Fresh food sometimes produces moisture inside the packaging. Silica gel is a chemical that absorbs water which makes it difficult for bacteria and mould to grow. Oxygen scavengers are chemicals which react with oxygen. Intelligent packaging removes oxygen so the food won’t get oxidized to change the colour and taste and it stop microbe growing. Also food packaged with absorbers and oxygen scavengers doesn’t need as many preservative.
1-100 nanometers across are called nanoparticles. Sunscreen: nanoparticles of titanium oxide and zinc oxide are used in some sunscreens. These are good at reflecting UV radiation which reduces the need of larger particles that leave thick and white sunscreen on the skin. The nanoparticles are so small that reflect UV light but not visible. Nanoparticles of silver can stop viruses from getting into cells, ordinary silver doesn’t fight viruses.
You can make nanowires out of gold for electronics (computer chips can be really small). Scientists are working on ways to combine nanomaterials with other substances to produce nanocomposites, which improves the properties of the original substance. Nanoparticles can be added to plastics to change their properties (stiffer and stronger), which can then be used in sports cars to save weight. Carbon nanomaterial can also be added concrete to make it stronger. Nanoparticles and nanotubes can be combined to make nanomachines. This lead to a story of self-replicating nano-robots which people weren’t justified with this as media were covered with ‘grey goo’.
Beer and Wine
Ethanol can be made by fermenting. Fermentation is the process using yeast to convert sugars into alcohol. CO2 is also produced. C6H12O6 = 2C2H5OH + 2CO2.

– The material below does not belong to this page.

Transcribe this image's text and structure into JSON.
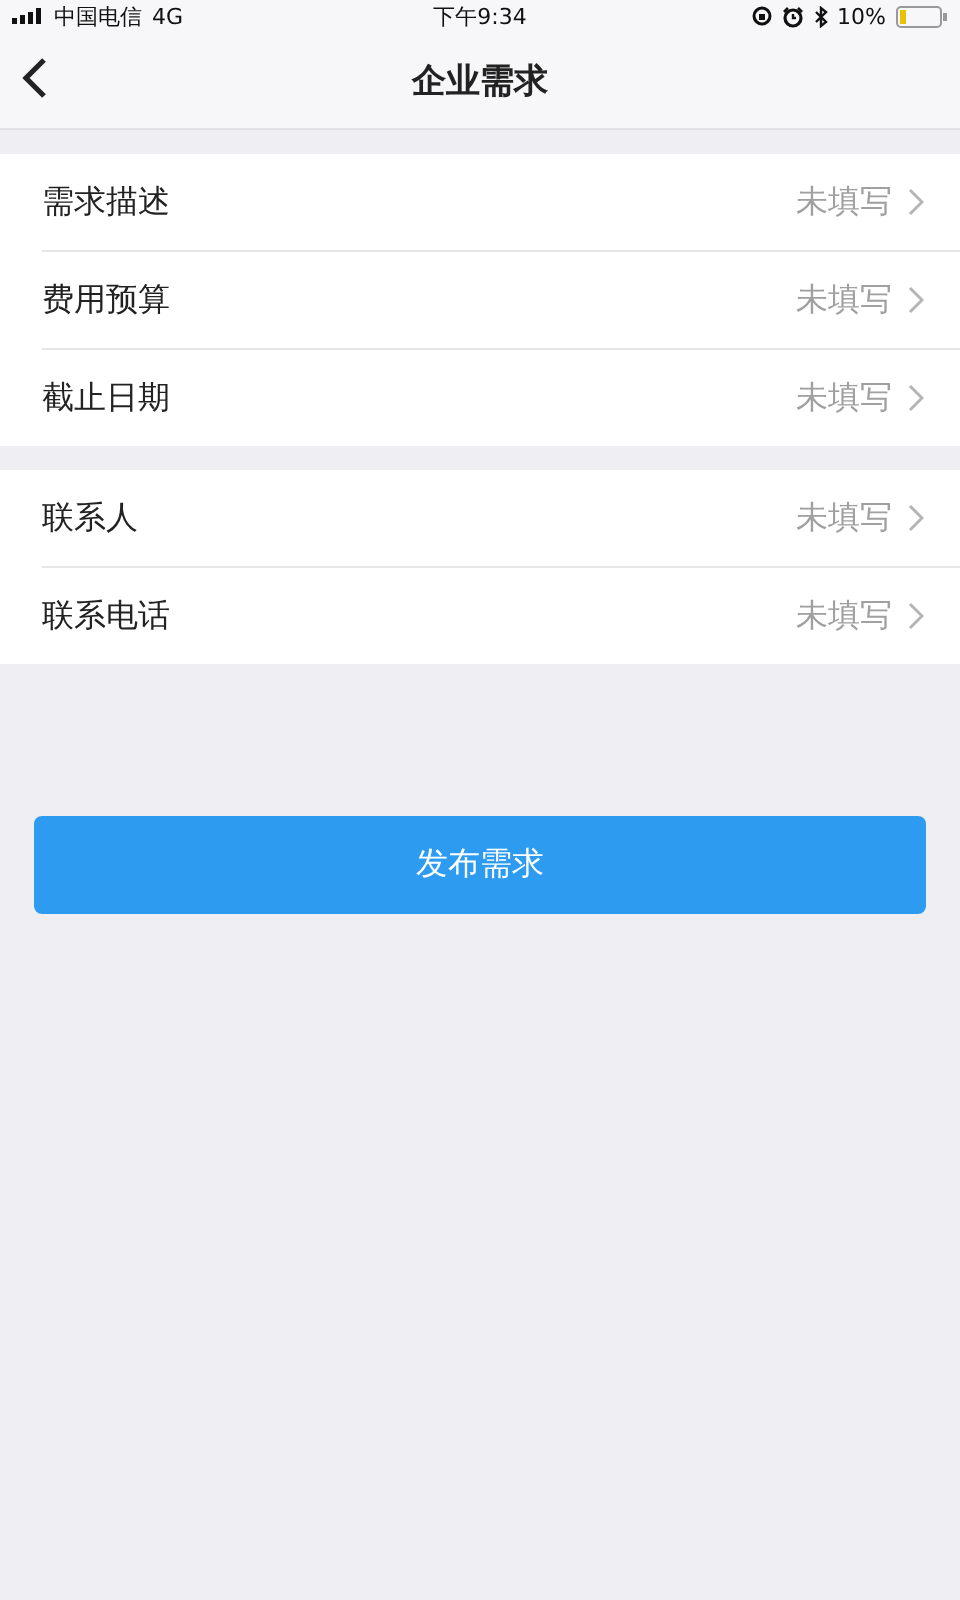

The yeast cells contain enzymes called zymase which are naturally occurring catalysts- speeds up reactions. Fermentation happens fastest at room temperature. At a lower temperature the reaction slows down, and at a higher temperature the yeast is destroyed. If oxygen gets into the fermentation ethanoic acid is produced. When the concentration of the alcohol reaches 10 to 20% the fermentation reaction stops, because yeast gets killed off by the alcohol. Different types of alcoholic drinks are made from different sources- usually from grain, fruits or vegetables. The fermented mixture can be distilled to produce a more concentrated alcohol.
Beer and Wine 2
Ethanol affects the bodies by generally making people feel less inhibited which helps people to socialize and relax with each other. However, ethanol reduces the activity of the nervous systems. Too much alcohol leads to impaired judgment, poor balance and coordination, lack of self-control, unconsciousness and even coma. Alcohol in excess causes dehydration which can damage brain cells (brain function), damages the liver (liver disease).
Getting drunk can lead to loutish behavior and violence. People can become addicted to alcohol- this can lead to family breakdown, losing jobs and even being homeless. Getting drunk can lead to irresponsible sexual behavior which can cause a sexually transmitted infection, drink driving which causes death and injury, and economic costs too.
Mix oil + water to make an emulsion. Emulsion are made up of lots of droplets of droplets of one liquid suspended in another liquid. Oil and water naturally seperate, emulsifiers stop liquids seperating.
Hydrophilic: (head) "water loving", attracted to water molecules Hydrophobic: (Tail) Attracted to the oil molecule Mayonnaise, low-fat spread, and ice-cream are foods containg emulsifiers. Mayonnaise: Contains lecithin the emulsifier.